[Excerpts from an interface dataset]

━━━━━━━━━━━━━━━━━━━━

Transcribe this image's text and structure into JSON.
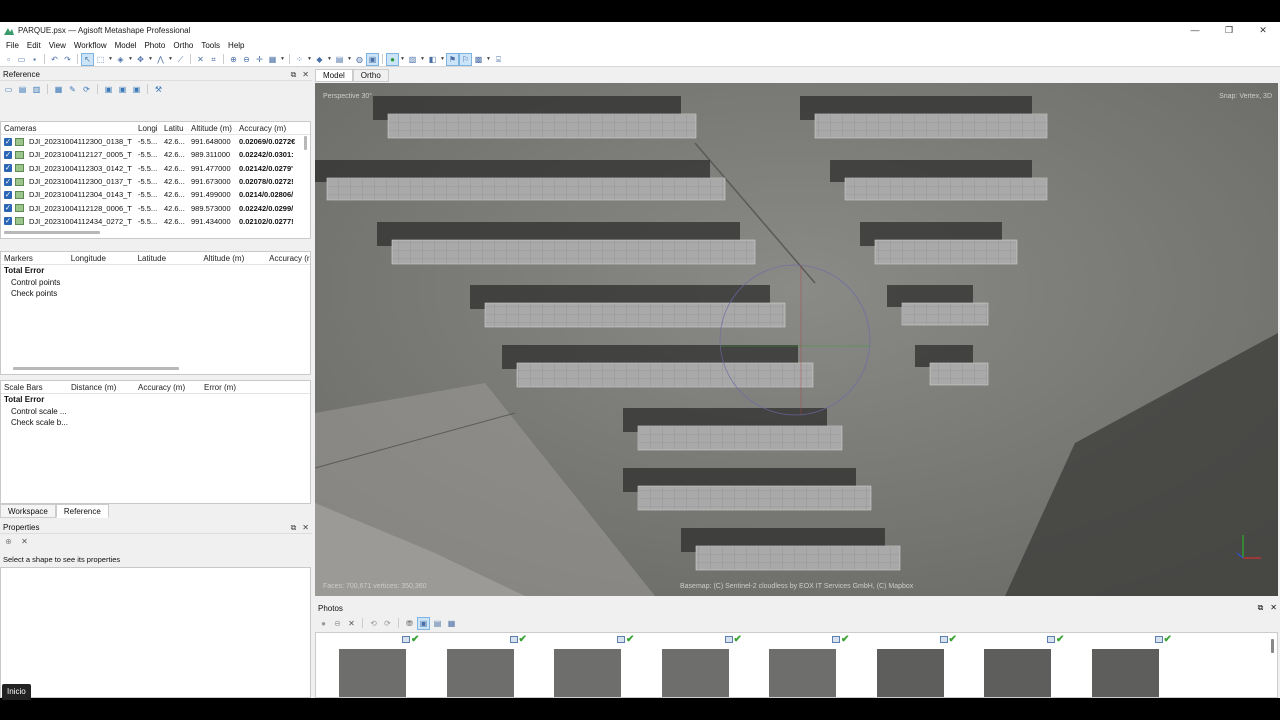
{
  "window": {
    "title": "PARQUE.psx — Agisoft Metashape Professional",
    "controls": [
      "—",
      "❐",
      "✕"
    ]
  },
  "menu": [
    "File",
    "Edit",
    "View",
    "Workflow",
    "Model",
    "Photo",
    "Ortho",
    "Tools",
    "Help"
  ],
  "reference_panel": {
    "title": "Reference",
    "cameras_table": {
      "columns": [
        "Cameras",
        "Longi",
        "Latitu",
        "Altitude (m)",
        "Accuracy (m)"
      ],
      "rows": [
        {
          "name": "DJI_20231004112300_0138_T",
          "lon": "-5.5...",
          "lat": "42.6...",
          "alt": "991.648000",
          "acc": "0.02069/0.0272€"
        },
        {
          "name": "DJI_20231004112127_0005_T",
          "lon": "-5.5...",
          "lat": "42.6...",
          "alt": "989.311000",
          "acc": "0.02242/0.0301:"
        },
        {
          "name": "DJI_20231004112303_0142_T",
          "lon": "-5.5...",
          "lat": "42.6...",
          "alt": "991.477000",
          "acc": "0.02142/0.0279'"
        },
        {
          "name": "DJI_20231004112300_0137_T",
          "lon": "-5.5...",
          "lat": "42.6...",
          "alt": "991.673000",
          "acc": "0.02078/0.0272!"
        },
        {
          "name": "DJI_20231004112304_0143_T",
          "lon": "-5.5...",
          "lat": "42.6...",
          "alt": "991.499000",
          "acc": "0.0214/0.02806/"
        },
        {
          "name": "DJI_20231004112128_0006_T",
          "lon": "-5.5...",
          "lat": "42.6...",
          "alt": "989.573000",
          "acc": "0.02242/0.0299/"
        },
        {
          "name": "DJI_20231004112434_0272_T",
          "lon": "-5.5...",
          "lat": "42.6...",
          "alt": "991.434000",
          "acc": "0.02102/0.0277!"
        }
      ]
    },
    "markers_table": {
      "columns": [
        "Markers",
        "Longitude",
        "Latitude",
        "Altitude (m)",
        "Accuracy (r"
      ],
      "rows": [
        "Total Error",
        "Control points",
        "Check points"
      ]
    },
    "scalebars_table": {
      "columns": [
        "Scale Bars",
        "Distance (m)",
        "Accuracy (m)",
        "Error (m)"
      ],
      "rows": [
        "Total Error",
        "Control scale ...",
        "Check scale b..."
      ]
    },
    "tabs": [
      "Workspace",
      "Reference"
    ]
  },
  "properties_panel": {
    "title": "Properties",
    "hint": "Select a shape to see its properties"
  },
  "view": {
    "tabs": [
      "Model",
      "Ortho"
    ],
    "perspective": "Perspective 30°",
    "snap": "Snap: Vertex, 3D",
    "faces": "Faces: 700,671 vertices: 350,360",
    "basemap": "Basemap: (C) Sentinel-2 cloudless by EOX IT Services GmbH, (C) Mapbox"
  },
  "photos_panel": {
    "title": "Photos",
    "thumb_count": 8
  },
  "taskbar": {
    "start": "Inicio"
  }
}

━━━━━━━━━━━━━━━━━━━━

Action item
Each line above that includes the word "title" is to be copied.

Answer
    "title": "PARQUE.psx — Agisoft Metashape Professional",
    "title": "Reference",
    "title": "Properties",
    "title": "Photos",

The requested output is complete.